▶ **What you are asked to do**: Wherever a line of the records contains "نیاز", copy that line.

*** Opening Records for this exercise ***

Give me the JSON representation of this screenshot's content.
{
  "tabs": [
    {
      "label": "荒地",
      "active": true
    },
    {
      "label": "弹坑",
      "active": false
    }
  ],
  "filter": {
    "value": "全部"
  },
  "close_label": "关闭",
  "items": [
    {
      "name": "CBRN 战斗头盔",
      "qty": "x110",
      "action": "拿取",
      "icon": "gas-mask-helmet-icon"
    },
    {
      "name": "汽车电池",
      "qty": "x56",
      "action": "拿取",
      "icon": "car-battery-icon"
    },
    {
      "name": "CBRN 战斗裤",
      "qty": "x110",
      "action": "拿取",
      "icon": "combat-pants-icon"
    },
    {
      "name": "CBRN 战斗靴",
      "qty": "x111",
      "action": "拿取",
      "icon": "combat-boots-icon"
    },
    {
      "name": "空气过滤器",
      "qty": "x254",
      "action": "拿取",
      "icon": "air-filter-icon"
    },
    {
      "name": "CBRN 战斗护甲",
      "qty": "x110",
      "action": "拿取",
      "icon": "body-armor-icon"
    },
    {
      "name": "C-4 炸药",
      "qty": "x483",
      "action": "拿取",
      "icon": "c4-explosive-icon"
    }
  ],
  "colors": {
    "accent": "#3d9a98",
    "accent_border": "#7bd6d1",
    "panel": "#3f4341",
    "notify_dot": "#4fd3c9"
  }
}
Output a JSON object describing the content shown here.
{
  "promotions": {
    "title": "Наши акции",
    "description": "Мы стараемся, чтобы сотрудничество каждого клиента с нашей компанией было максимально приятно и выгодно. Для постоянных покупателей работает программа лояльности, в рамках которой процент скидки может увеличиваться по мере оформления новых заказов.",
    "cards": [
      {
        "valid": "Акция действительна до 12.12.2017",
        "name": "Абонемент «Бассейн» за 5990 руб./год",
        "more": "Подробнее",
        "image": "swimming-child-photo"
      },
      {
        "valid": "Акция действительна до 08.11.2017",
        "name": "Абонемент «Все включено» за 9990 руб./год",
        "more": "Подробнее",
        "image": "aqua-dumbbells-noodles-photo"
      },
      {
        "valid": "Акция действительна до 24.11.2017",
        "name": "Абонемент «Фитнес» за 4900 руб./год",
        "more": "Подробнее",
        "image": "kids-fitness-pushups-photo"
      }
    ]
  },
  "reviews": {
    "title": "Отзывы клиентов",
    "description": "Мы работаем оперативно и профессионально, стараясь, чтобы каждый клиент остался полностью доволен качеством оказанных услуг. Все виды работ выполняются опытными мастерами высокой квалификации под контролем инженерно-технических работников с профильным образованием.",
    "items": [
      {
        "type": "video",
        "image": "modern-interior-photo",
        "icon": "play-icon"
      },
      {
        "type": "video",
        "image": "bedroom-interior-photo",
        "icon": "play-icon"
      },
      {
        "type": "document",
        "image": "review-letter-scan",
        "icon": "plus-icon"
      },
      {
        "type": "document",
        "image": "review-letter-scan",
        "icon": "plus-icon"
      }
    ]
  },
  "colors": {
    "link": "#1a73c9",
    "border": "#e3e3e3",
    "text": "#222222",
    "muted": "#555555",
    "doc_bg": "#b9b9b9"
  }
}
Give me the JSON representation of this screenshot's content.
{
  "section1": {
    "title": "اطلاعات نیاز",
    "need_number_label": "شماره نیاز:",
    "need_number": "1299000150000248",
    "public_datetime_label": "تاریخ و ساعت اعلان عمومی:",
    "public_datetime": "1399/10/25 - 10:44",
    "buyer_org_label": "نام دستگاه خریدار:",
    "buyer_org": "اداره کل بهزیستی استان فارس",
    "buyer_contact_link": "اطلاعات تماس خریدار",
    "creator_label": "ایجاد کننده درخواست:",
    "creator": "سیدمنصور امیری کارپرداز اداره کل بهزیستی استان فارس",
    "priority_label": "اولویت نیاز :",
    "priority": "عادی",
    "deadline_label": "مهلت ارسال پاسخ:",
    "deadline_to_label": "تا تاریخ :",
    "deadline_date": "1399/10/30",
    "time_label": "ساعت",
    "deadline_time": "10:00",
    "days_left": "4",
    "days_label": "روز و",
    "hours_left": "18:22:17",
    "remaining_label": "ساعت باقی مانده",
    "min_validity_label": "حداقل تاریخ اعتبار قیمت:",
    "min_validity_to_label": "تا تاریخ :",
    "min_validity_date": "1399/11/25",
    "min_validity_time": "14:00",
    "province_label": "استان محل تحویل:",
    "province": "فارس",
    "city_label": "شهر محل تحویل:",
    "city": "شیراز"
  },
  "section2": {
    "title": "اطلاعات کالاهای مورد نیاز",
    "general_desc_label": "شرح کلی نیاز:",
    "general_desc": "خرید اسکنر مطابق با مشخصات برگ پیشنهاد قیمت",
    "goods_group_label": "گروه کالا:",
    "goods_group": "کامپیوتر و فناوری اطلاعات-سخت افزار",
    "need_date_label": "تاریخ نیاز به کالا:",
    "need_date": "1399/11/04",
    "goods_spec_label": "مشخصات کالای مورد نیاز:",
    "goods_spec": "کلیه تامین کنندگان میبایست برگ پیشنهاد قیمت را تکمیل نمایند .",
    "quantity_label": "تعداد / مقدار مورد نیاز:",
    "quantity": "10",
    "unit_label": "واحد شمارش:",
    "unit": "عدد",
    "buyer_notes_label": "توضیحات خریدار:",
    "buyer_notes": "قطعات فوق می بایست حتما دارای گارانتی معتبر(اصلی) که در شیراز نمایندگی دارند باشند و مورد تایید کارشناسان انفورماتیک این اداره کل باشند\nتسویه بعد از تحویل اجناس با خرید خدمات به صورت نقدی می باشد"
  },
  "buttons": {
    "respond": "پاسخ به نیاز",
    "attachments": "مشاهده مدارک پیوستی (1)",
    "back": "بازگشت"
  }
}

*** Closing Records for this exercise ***

▶ **Answer to the problem**:
    "title": "اطلاعات نیاز",
    "need_number_label": "شماره نیاز:",
    "priority_label": "اولویت نیاز :",
    "title": "اطلاعات کالاهای مورد نیاز",
    "general_desc_label": "شرح کلی نیاز:",
    "need_date_label": "تاریخ نیاز به کالا:",
    "goods_spec_label": "مشخصات کالای مورد نیاز:",
    "quantity_label": "تعداد / مقدار مورد نیاز:",
    "respond": "پاسخ به نیاز",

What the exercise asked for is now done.